## Exercise requirements
The whole listing should be retyped word for word, apart from the pictures it holds.

## Dataset excerpts
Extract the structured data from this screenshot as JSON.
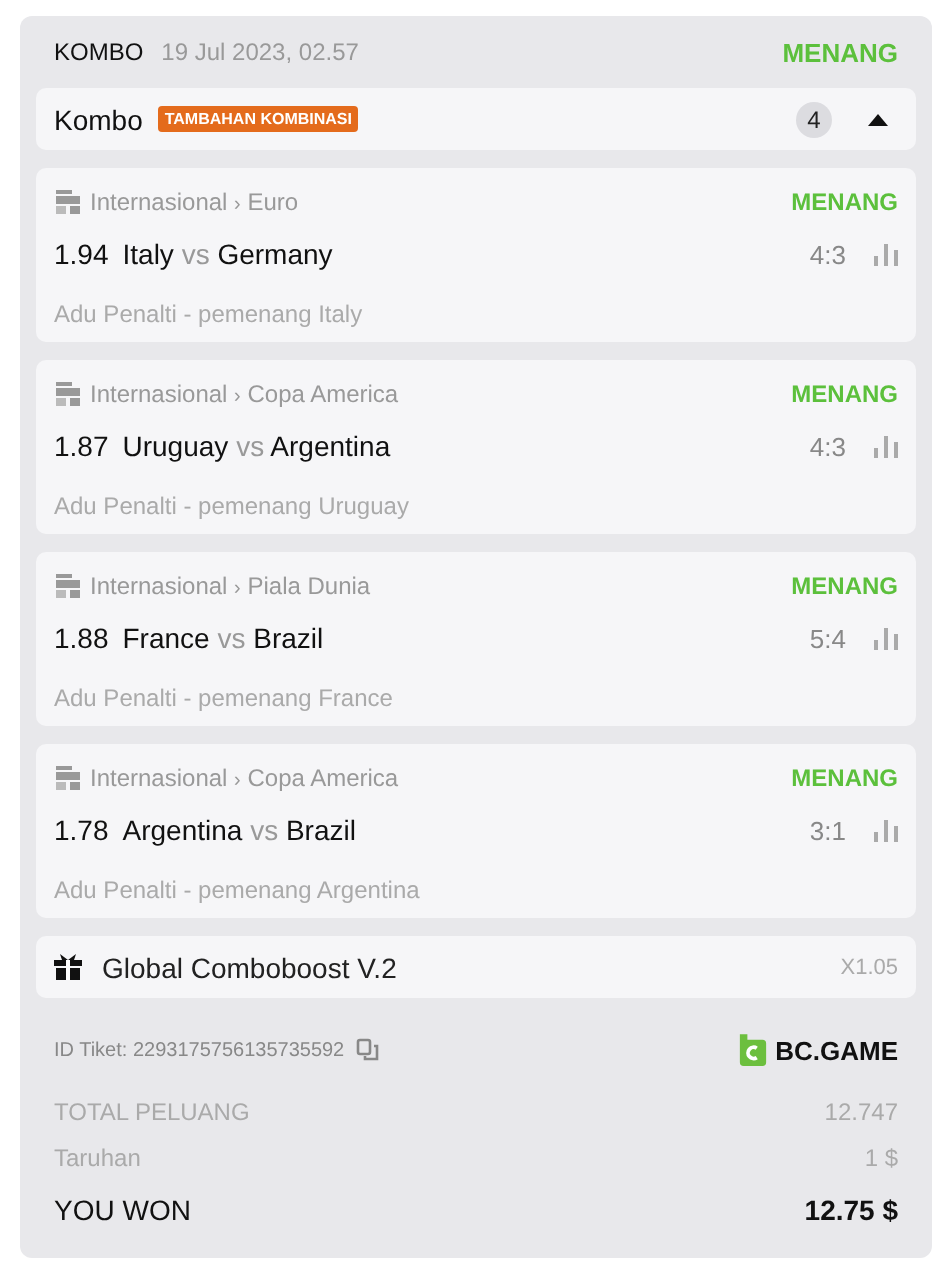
{
  "header": {
    "type": "KOMBO",
    "date": "19 Jul 2023, 02.57",
    "status": "MENANG"
  },
  "combo": {
    "title": "Kombo",
    "badge": "TAMBAHAN KOMBINASI",
    "count": "4",
    "expanded": true
  },
  "matches": [
    {
      "category": "Internasional",
      "separator": "›",
      "league": "Euro",
      "status": "MENANG",
      "odds": "1.94",
      "home": "Italy",
      "vs": "vs",
      "away": "Germany",
      "score": "4:3",
      "market": "Adu Penalti - pemenang Italy"
    },
    {
      "category": "Internasional",
      "separator": "›",
      "league": "Copa America",
      "status": "MENANG",
      "odds": "1.87",
      "home": "Uruguay",
      "vs": "vs",
      "away": "Argentina",
      "score": "4:3",
      "market": "Adu Penalti - pemenang Uruguay"
    },
    {
      "category": "Internasional",
      "separator": "›",
      "league": "Piala Dunia",
      "status": "MENANG",
      "odds": "1.88",
      "home": "France",
      "vs": "vs",
      "away": "Brazil",
      "score": "5:4",
      "market": "Adu Penalti - pemenang France"
    },
    {
      "category": "Internasional",
      "separator": "›",
      "league": "Copa America",
      "status": "MENANG",
      "odds": "1.78",
      "home": "Argentina",
      "vs": "vs",
      "away": "Brazil",
      "score": "3:1",
      "market": "Adu Penalti - pemenang Argentina"
    }
  ],
  "boost": {
    "name": "Global Comboboost V.2",
    "multiplier": "X1.05"
  },
  "ticket": {
    "id": "ID Tiket: 2293175756135735592",
    "brand": "BC.GAME"
  },
  "totals": [
    {
      "kind": "muted",
      "label": "TOTAL PELUANG",
      "value": "12.747"
    },
    {
      "kind": "muted",
      "label": "Taruhan",
      "value": "1 $"
    },
    {
      "kind": "strong",
      "label": "YOU WON",
      "value": "12.75 $"
    }
  ]
}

## Written reply
Extract the structured data from this screenshot as JSON.
{
  "header": {
    "type": "KOMBO",
    "date": "19 Jul 2023, 02.57",
    "status": "MENANG"
  },
  "combo": {
    "title": "Kombo",
    "badge": "TAMBAHAN KOMBINASI",
    "count": "4",
    "expanded": true
  },
  "matches": [
    {
      "category": "Internasional",
      "separator": "›",
      "league": "Euro",
      "status": "MENANG",
      "odds": "1.94",
      "home": "Italy",
      "vs": "vs",
      "away": "Germany",
      "score": "4:3",
      "market": "Adu Penalti - pemenang Italy"
    },
    {
      "category": "Internasional",
      "separator": "›",
      "league": "Copa America",
      "status": "MENANG",
      "odds": "1.87",
      "home": "Uruguay",
      "vs": "vs",
      "away": "Argentina",
      "score": "4:3",
      "market": "Adu Penalti - pemenang Uruguay"
    },
    {
      "category": "Internasional",
      "separator": "›",
      "league": "Piala Dunia",
      "status": "MENANG",
      "odds": "1.88",
      "home": "France",
      "vs": "vs",
      "away": "Brazil",
      "score": "5:4",
      "market": "Adu Penalti - pemenang France"
    },
    {
      "category": "Internasional",
      "separator": "›",
      "league": "Copa America",
      "status": "MENANG",
      "odds": "1.78",
      "home": "Argentina",
      "vs": "vs",
      "away": "Brazil",
      "score": "3:1",
      "market": "Adu Penalti - pemenang Argentina"
    }
  ],
  "boost": {
    "name": "Global Comboboost V.2",
    "multiplier": "X1.05"
  },
  "ticket": {
    "id": "ID Tiket: 2293175756135735592",
    "brand": "BC.GAME"
  },
  "totals": [
    {
      "kind": "muted",
      "label": "TOTAL PELUANG",
      "value": "12.747"
    },
    {
      "kind": "muted",
      "label": "Taruhan",
      "value": "1 $"
    },
    {
      "kind": "strong",
      "label": "YOU WON",
      "value": "12.75 $"
    }
  ]
}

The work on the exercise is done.